CREATE FUNCTION f_title(in_gender CHAR(1), in_age INT, in_marital_status VARCHAR(7)) RETURNS VARCHAR(6) BEGIN DECLARE title VARCHAR(6); IF in_gender='F' AND in_age<16 THEN SET title='Miss'; ELSEIF in_gender='F' AND in_age>=16 AND in_marital_status='Married' THEN SET title='Mrs'; ELSEIF in_gender='F' AND in_age>=16 AND in_marital_status='Single' THEN SET title='Ms'; ELSEIF in_gender='M' AND in_age<16 THEN SET title='Master'; ELSEIF in_gender='M' AND in_age>=16 THEN SET title='Mr'; END IF; RETURN(title); END; |
3.2.4. Bitwise Operators
Bitwise operators perform operations on the underlying binary representation of a variable.
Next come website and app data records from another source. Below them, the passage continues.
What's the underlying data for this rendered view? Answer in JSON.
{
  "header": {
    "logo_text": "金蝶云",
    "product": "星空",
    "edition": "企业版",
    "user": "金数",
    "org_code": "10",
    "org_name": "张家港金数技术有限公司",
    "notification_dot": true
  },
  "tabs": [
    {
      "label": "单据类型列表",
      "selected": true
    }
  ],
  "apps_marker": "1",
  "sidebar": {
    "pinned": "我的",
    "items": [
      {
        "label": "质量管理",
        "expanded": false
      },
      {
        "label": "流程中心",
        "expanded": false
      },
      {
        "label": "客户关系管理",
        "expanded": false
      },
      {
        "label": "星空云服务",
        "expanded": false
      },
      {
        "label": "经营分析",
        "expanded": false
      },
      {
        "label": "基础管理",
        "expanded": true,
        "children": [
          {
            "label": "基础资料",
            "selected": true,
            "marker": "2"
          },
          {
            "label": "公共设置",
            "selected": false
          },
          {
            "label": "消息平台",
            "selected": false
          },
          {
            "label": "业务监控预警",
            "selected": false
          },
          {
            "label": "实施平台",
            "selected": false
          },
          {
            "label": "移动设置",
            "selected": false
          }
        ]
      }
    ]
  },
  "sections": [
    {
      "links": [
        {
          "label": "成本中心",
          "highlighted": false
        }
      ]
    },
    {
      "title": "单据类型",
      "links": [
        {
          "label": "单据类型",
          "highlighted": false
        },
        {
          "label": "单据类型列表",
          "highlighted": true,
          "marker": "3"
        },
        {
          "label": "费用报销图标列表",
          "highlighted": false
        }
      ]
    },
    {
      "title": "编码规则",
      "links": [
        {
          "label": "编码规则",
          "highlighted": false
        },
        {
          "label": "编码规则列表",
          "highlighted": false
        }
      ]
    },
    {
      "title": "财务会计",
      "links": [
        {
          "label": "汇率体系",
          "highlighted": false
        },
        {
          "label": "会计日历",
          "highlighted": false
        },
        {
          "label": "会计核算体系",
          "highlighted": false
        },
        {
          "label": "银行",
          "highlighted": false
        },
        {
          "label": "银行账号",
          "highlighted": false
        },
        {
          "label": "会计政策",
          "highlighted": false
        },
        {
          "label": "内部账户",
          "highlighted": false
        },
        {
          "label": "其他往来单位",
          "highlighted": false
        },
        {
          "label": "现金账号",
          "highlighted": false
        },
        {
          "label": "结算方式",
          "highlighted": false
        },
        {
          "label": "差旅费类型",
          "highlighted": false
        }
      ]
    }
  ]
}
Table 3-7 lists the bitwise operators .
Operator |
Use |
---|---|
| |
OR |
& |
AND |
<< |
Shift bits to left |
>> |
Shift bits to right |
~ |
NOT or invert bits |
Bitwise operators are similar to logical operators, except that they perform their operations on each bit within a variable.
For instance, consider the integers 5 (binary 101) and 4 (binary 010). The OR operator sets each bit if either of the bits is set in the inputs; so 5|2=7, because 101|010=111, which is 7 in decimal.
The bitwise AND operator sets a bit only if both the bits are true in the input. So 5&6=7, because 101&110=111, which equals 4.
Part I: Stored Programming Fundamentals
Introduction to MySQL Stored Programs
MySQL Stored Programming Tutorial
Language Fundamentals
Blocks, Conditional Statements, and Iterative Programming
Using SQL in Stored Programming
Error Handling
Part II: Stored Program Construction
Creating and Maintaining Stored Programs
Transaction Management
MySQL Built-in Functions
Stored Functions
Triggers
Part III: Using MySQL Stored Programs in Applications
Using MySQL Stored Programs in Applications
Using MySQL Stored Programs with PHP
Using MySQL Stored Programs with Java
Using MySQL Stored Programs with Perl
Using MySQL Stored Programs with Python
Using MySQL Stored Programs with .NET
Part IV: Optimizing Stored Programs
Stored Program Security
Tuning Stored Programs and Their SQL
Basic SQL Tuning
Advanced SQL Tuning
Optimizing Stored Program Code
Best Practices in MySQL Stored Program Development